─── Exercise data ───

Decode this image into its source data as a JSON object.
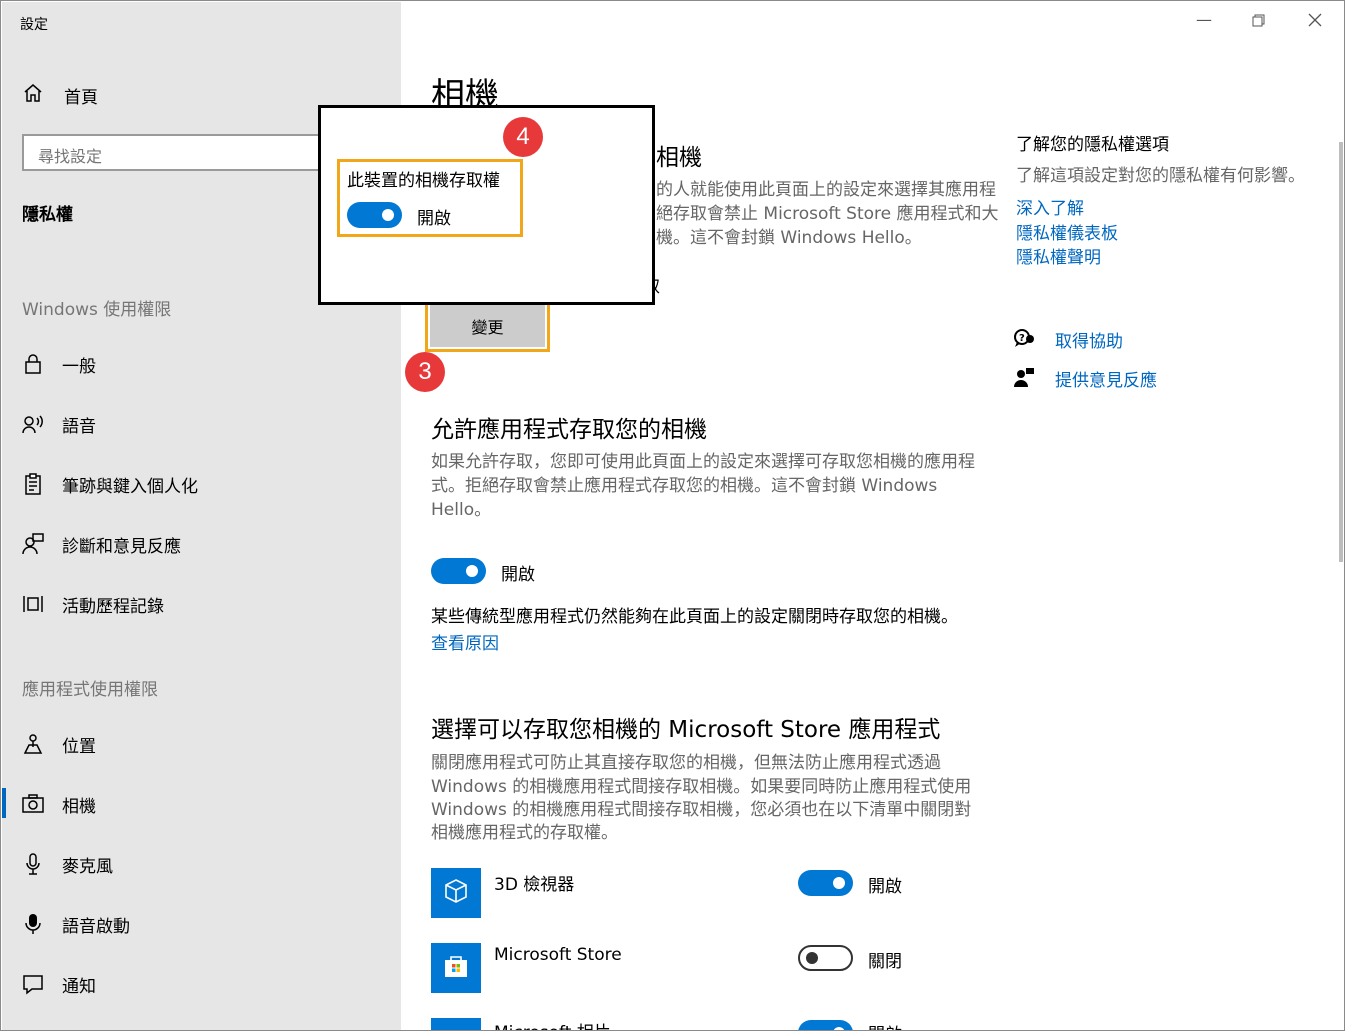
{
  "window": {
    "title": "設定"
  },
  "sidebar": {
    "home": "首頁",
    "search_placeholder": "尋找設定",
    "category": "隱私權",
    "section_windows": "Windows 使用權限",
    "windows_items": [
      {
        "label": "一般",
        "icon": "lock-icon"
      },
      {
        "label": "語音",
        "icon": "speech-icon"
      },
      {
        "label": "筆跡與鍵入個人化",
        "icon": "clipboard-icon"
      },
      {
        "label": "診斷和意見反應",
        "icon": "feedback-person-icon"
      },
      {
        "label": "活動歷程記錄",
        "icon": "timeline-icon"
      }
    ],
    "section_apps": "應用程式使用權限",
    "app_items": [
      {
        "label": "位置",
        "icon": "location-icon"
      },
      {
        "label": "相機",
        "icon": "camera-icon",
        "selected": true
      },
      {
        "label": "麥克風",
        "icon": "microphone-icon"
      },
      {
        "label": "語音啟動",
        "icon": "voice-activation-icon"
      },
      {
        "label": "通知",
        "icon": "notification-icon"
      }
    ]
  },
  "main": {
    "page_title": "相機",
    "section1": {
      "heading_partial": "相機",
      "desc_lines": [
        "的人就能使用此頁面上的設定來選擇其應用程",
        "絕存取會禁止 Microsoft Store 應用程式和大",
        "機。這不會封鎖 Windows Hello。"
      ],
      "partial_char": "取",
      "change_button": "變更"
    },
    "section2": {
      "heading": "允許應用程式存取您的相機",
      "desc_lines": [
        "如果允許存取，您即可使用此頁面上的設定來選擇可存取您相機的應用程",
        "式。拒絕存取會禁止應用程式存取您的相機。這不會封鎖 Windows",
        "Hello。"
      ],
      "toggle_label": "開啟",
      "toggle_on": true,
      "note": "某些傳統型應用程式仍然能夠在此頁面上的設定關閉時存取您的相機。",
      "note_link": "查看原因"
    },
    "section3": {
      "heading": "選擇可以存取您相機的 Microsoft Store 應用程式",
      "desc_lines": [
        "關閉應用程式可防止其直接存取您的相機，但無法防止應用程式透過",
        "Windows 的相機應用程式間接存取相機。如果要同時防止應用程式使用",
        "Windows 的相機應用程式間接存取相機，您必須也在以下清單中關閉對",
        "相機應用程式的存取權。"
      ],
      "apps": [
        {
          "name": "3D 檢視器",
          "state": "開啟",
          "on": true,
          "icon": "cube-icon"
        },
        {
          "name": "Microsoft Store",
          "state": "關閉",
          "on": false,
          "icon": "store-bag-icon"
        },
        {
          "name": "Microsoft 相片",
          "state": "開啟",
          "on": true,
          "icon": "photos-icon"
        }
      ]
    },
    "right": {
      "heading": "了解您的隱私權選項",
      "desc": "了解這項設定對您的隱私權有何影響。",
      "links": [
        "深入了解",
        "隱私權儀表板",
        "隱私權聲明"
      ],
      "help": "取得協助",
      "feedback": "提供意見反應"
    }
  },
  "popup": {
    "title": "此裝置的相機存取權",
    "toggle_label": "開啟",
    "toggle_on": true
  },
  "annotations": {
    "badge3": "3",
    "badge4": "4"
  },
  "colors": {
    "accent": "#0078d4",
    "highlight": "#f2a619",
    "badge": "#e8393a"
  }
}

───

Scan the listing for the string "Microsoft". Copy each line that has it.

        "絕存取會禁止 Microsoft Store 應用程式和大",
      "heading": "選擇可以存取您相機的 Microsoft Store 應用程式",
          "name": "Microsoft Store",
          "name": "Microsoft 相片",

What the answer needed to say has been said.